This massive barrage of undifferentiated discounts served its purpose with the pre-internet generation, but today a good and growing share of digital-age shoppers don’t read newspapers anymore, and they certainly aren’t searching for that weekly insert.
Over the past two years, I’ve spoken with many retail and brand professionals who have voiced varying, often contradicting, opinions about the future of the store circular. However, the one thing that is firmly in consensus is that the future of the circular is digital.
But is it enough to simply digitize the existing circular? I suggest that we learn from the painful decline of print newspapers. The striking evidence of that transition is the fact that today over 80% of millennials regularly consume news from Facebook and YouTube, and 57% use web search when they want to drill down. The telling measure of that decline is that advertising dollars have followed suit.
As the chart below shows, Google and Facebook now outstrip all traditional news outlets in advertiser spending. Beyond the obvious free fall in newspaper ad revenue, a closer examination reveals the surprising yet important fact that creating a digital version of the newspaper had almost no impact on newspapers’ ad revenue (as evidenced by the red graph). The sad truth is that readers have fundamentally changed their consumption habits, and newspapers have not adjusted accordingly.
(This chart is an actual example of this, with data published by NAA being augmented by the blogs Baekdal and Statcherry)
Dearest retailers and brand manufacturers, I am using this analogy to impress upon you that the future of retail promotion is not a digital version of the same old experience. Nor is it a question of ROI. It is a matter of understanding and satisfying the preferences, interests, and lifestyle choices of digital-age consumers. Either that or continue to throw money at something that simply won’t work for much longer.
So, if the circular of the future is not a digital version of the current one, what is it? To answer the question, let’s further exhaust the newspaper analogy to learn about what the digital circular can and should be.
Building a Personal Digital Circular, a Percular
What we learn from the newspaper experience is that digital-age consumers consume content that is personally engaging and tailored to their preferences, in “places” they like to hang out (e.g. Google, Facebook, Instagram), and is there when they want it.
Allow me to introduce the concept of the Percular, the digital personal circular, an interactive magazine that serves customers personally engaging content, in their preferred “place,” at their preferred time.
The right content, at the right place, at the right time
As delivery channels go, email and SMS (with links) are good starting points; the store app and eCommerce sites come next; but clearly the Percular should feel at home in customers’ social media feeds and favorite content sites.
The Percular relies on predictive analytics to forecast when a customer will visit next, serving content just before a customer goes shopping, during her visit, and immediately after.

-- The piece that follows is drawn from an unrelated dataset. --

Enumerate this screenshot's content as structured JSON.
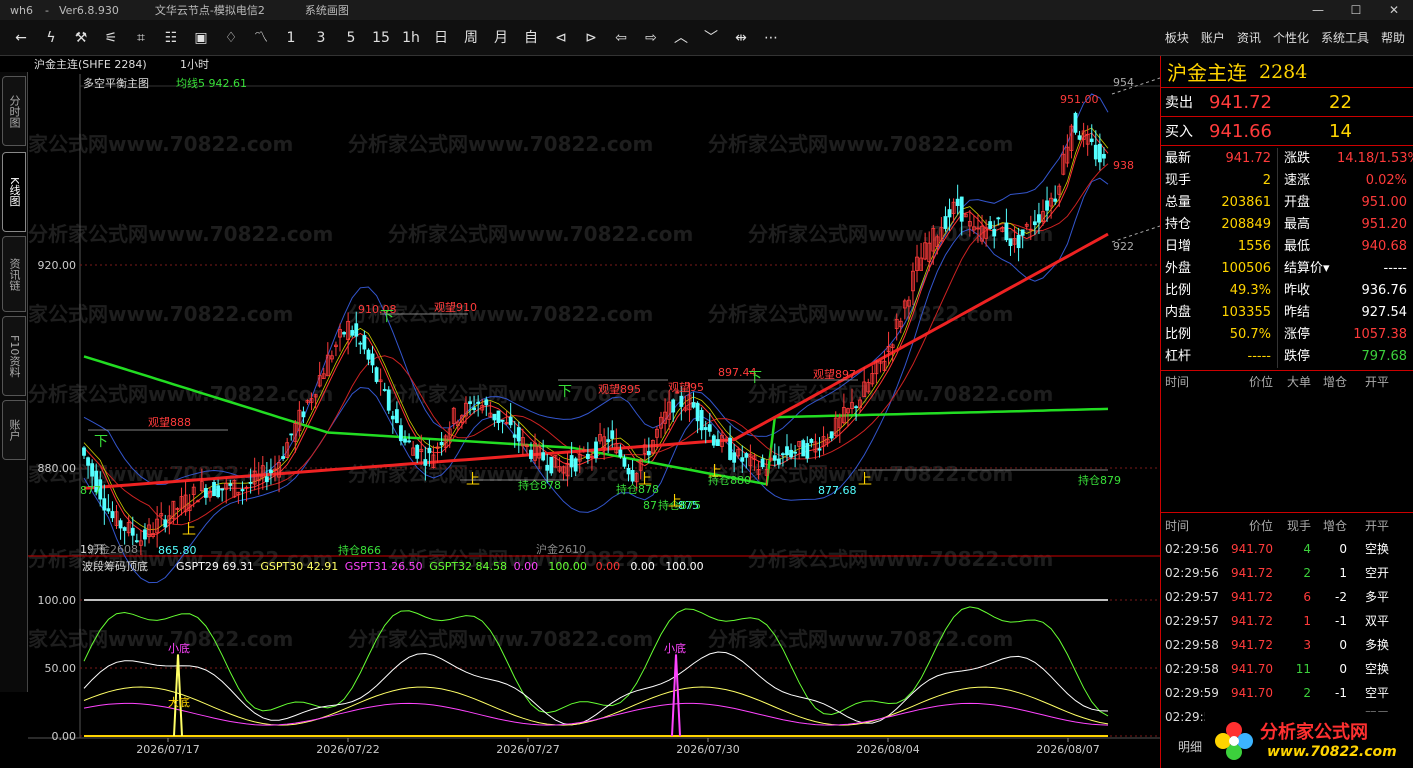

This means that retailers can gradually shift from a one-time-fits-all model to more customized scheduling.
The right content is interactive and personally engaging. A Percular, using these guidelines, will recommend the customer truly relevant promotions on items that she regularly (or irregularly) buys, but also will effectively suggest cross-sell promo items that customers like her also bought, following the principles of social recommendations.
Beyond discounts, the Percular will include varied and enriching content like surveys, facts, recipes, articles, videos, and more. Imagine clicking on the corner of a suggested promotion to view ingredients and other facts for that item. Next, consider recipes and how-to videos that are automatically suggested based on each customer’s typical basket items and taste. A quick-win with lapsing customers could be to pair a satisfaction survey with win-back offers on their most important items.
Before you head off to your winter holidays, let me clarify that I am not advocating that retailers dump the traditional circular tomorrow. It is still important to a substantial (albeit diminishing) group of consumers. However, as a retail marketer perhaps your New Year’s resolution for 2017 could be to look closer at your digital-age customers and to show them some tender love and care with a personal digital circular -a Percular. The good news is that state-of-the-art data-science and marketing technology is ready to support you in the journey.
And by the way, if you have a better name for the percular – feel free to suggest it in the comments